SN: We come from a rough area and you learn to deal with it from when you’re young. You learn to defend yourself when you’re from a bad area. It’s not specific to Marseille. You have people like this in Paris, in New York, everywhere. It just depends on who you are. Some people get upset more quickly, some people are more quiet.
L+T: The profile of soccer in the US has risen greatly in recent years. You’ve been there on tour as well for personal holidays. Does playing in the MLS hold any appeal to you?
SN: Maybe. I really like the lifestyle in America and Major League Soccer just keeps getting bigger and bigger and in a few years it could be very successful. Right now, Manchester City are building a franchise with the [New York] Yankees and that’s going to be really interesting.
L+T: Do you listen to a lot of music in your spare time?
SN: Yeah I really love music. I like French hip-hop. I like hip-hop and R&B. I listen to a lot of Drake, JAY Z, and Lil Wayne.
L+T: What about in the dressing room, who chooses what music the team listens to?
SN: It depends, this pre-season I put my iPod over the speakers, because now I’m more comfortable with everyone in the team, but otherwise it’s the English lads because they think they listen to the best music.
L+T: What songs do you like to listen to psyche yourself up before a game?
SN: JAY Z’s new album Magna Carta… Holy Grail. I really like “FuckWithMeYouKnowIGotIt.” I also like a lot of Drake and French Montana. That kind of music.
L+T: You recently did a photo shoot for Esquire magazine. Are you comfortable in front of the camera and is it something you enjoy?
SN: You know, when they asked me to do it, I didn’t know if I was bothered to do it, but once I get in front of the camera I started to enjoy it, so yeah and after when I saw the final pictures, I really liked it and it’s an experience I’d like to have again.
L+T: Your girlfriend’s a model.

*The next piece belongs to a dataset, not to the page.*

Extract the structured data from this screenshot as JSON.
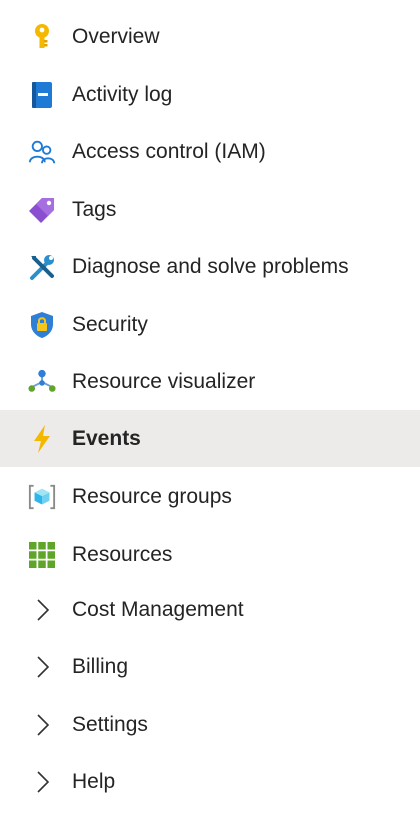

Did she give you any pointers on posing?
SN: Yes, she talks about modeling all day long! [laughs]. She’s obsessed with pictures. Every time we are on holiday she wants to take lots of pictures, but I think it’s cute because she wants to have memories and I think she wants me to get into it as well.
L+T: Is fashion something you’re interested in? Who are your favorite designers?
SN: Oh yeah, I like fashion a lot and I like it more since I’ve been with Anara [Atanes]. I like Balmain to be honest, it’s really good. Givenchy as well. There’s so much out there, but I’m gonna say they’re my two favorites. In terms of shoes, I like Giuseppe Zanotti.
L+T: Considering a lot of footballers experiment with clothing lines, is that something that you would like to do?
SN: No, no. I’m not into it. I’ve seen too many footballers try and not have success because like I said, there is too much out there that is really good. I think once you’ve made a name for yourself in sports, it’s too difficult to do it fashion as well.
L+T: Is there anything you can tell us that not many people know about yourself?
SN: I’m quite passionate about movies and watching TV series. I watch every series going with my girlfriend and my friends. I really loveEntourage – I might have watched it about 10 times! It reminds me a little bit of what my life was before. I also watch Breaking Bad, House Of Cards… there are too many to mention them all.
L+T: Do you have any other interests besides football that you would like to get involved in?
SN: The only other thing would be charity work. Work with people, with kids, that’s something I want to do more of. Use my profile to help kids who might be ill or come from unprivileged backgrounds.
L+T: And finally, what are your personal goals for this year, both in your personal life and on the pitch?
SN: Well I want to have a great season with my team, win the Premier League, win the Champions League, go to the World Cup and hopefully do something great there. I want to have success in everything I do. I’m an ambitious person and that’s what I want. Both on the pitch and in my personal life, but the most important thing is for me, my family and the person I love to be healthy.
Samir Nasri Photo Credit: Manchester City